■ Prompt ■
Restate, in full and unchanged, the entries that follow, but not their pictures.

BEGIN Data provided

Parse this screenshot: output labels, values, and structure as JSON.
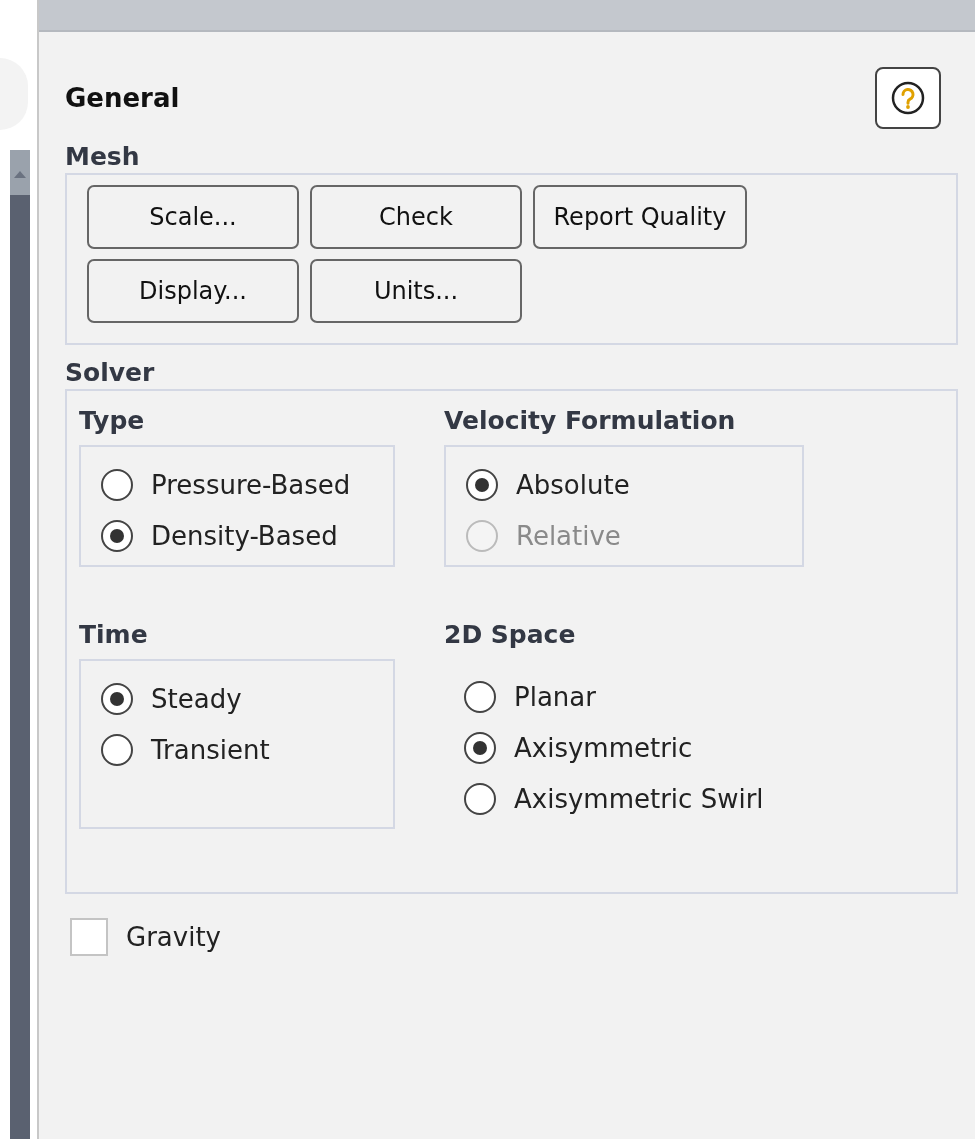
{
  "panel": {
    "title": "General"
  },
  "mesh": {
    "label": "Mesh",
    "buttons": [
      {
        "label": "Scale..."
      },
      {
        "label": "Check"
      },
      {
        "label": "Report Quality"
      },
      {
        "label": "Display..."
      },
      {
        "label": "Units..."
      }
    ]
  },
  "solver": {
    "label": "Solver",
    "groups": [
      {
        "label": "Type",
        "boxed": true,
        "options": [
          {
            "label": "Pressure-Based",
            "selected": false,
            "disabled": false
          },
          {
            "label": "Density-Based",
            "selected": true,
            "disabled": false
          }
        ]
      },
      {
        "label": "Velocity Formulation",
        "boxed": true,
        "options": [
          {
            "label": "Absolute",
            "selected": true,
            "disabled": false
          },
          {
            "label": "Relative",
            "selected": false,
            "disabled": true
          }
        ]
      },
      {
        "label": "Time",
        "boxed": true,
        "options": [
          {
            "label": "Steady",
            "selected": true,
            "disabled": false
          },
          {
            "label": "Transient",
            "selected": false,
            "disabled": false
          }
        ]
      },
      {
        "label": "2D Space",
        "boxed": false,
        "options": [
          {
            "label": "Planar",
            "selected": false,
            "disabled": false
          },
          {
            "label": "Axisymmetric",
            "selected": true,
            "disabled": false
          },
          {
            "label": "Axisymmetric Swirl",
            "selected": false,
            "disabled": false
          }
        ]
      }
    ]
  },
  "gravity": {
    "label": "Gravity",
    "checked": false
  }
}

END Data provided

■ Reply ■
Parse this screenshot: output labels, values, and structure as JSON.
{
  "panel": {
    "title": "General"
  },
  "mesh": {
    "label": "Mesh",
    "buttons": [
      {
        "label": "Scale..."
      },
      {
        "label": "Check"
      },
      {
        "label": "Report Quality"
      },
      {
        "label": "Display..."
      },
      {
        "label": "Units..."
      }
    ]
  },
  "solver": {
    "label": "Solver",
    "groups": [
      {
        "label": "Type",
        "boxed": true,
        "options": [
          {
            "label": "Pressure-Based",
            "selected": false,
            "disabled": false
          },
          {
            "label": "Density-Based",
            "selected": true,
            "disabled": false
          }
        ]
      },
      {
        "label": "Velocity Formulation",
        "boxed": true,
        "options": [
          {
            "label": "Absolute",
            "selected": true,
            "disabled": false
          },
          {
            "label": "Relative",
            "selected": false,
            "disabled": true
          }
        ]
      },
      {
        "label": "Time",
        "boxed": true,
        "options": [
          {
            "label": "Steady",
            "selected": true,
            "disabled": false
          },
          {
            "label": "Transient",
            "selected": false,
            "disabled": false
          }
        ]
      },
      {
        "label": "2D Space",
        "boxed": false,
        "options": [
          {
            "label": "Planar",
            "selected": false,
            "disabled": false
          },
          {
            "label": "Axisymmetric",
            "selected": true,
            "disabled": false
          },
          {
            "label": "Axisymmetric Swirl",
            "selected": false,
            "disabled": false
          }
        ]
      }
    ]
  },
  "gravity": {
    "label": "Gravity",
    "checked": false
  }
}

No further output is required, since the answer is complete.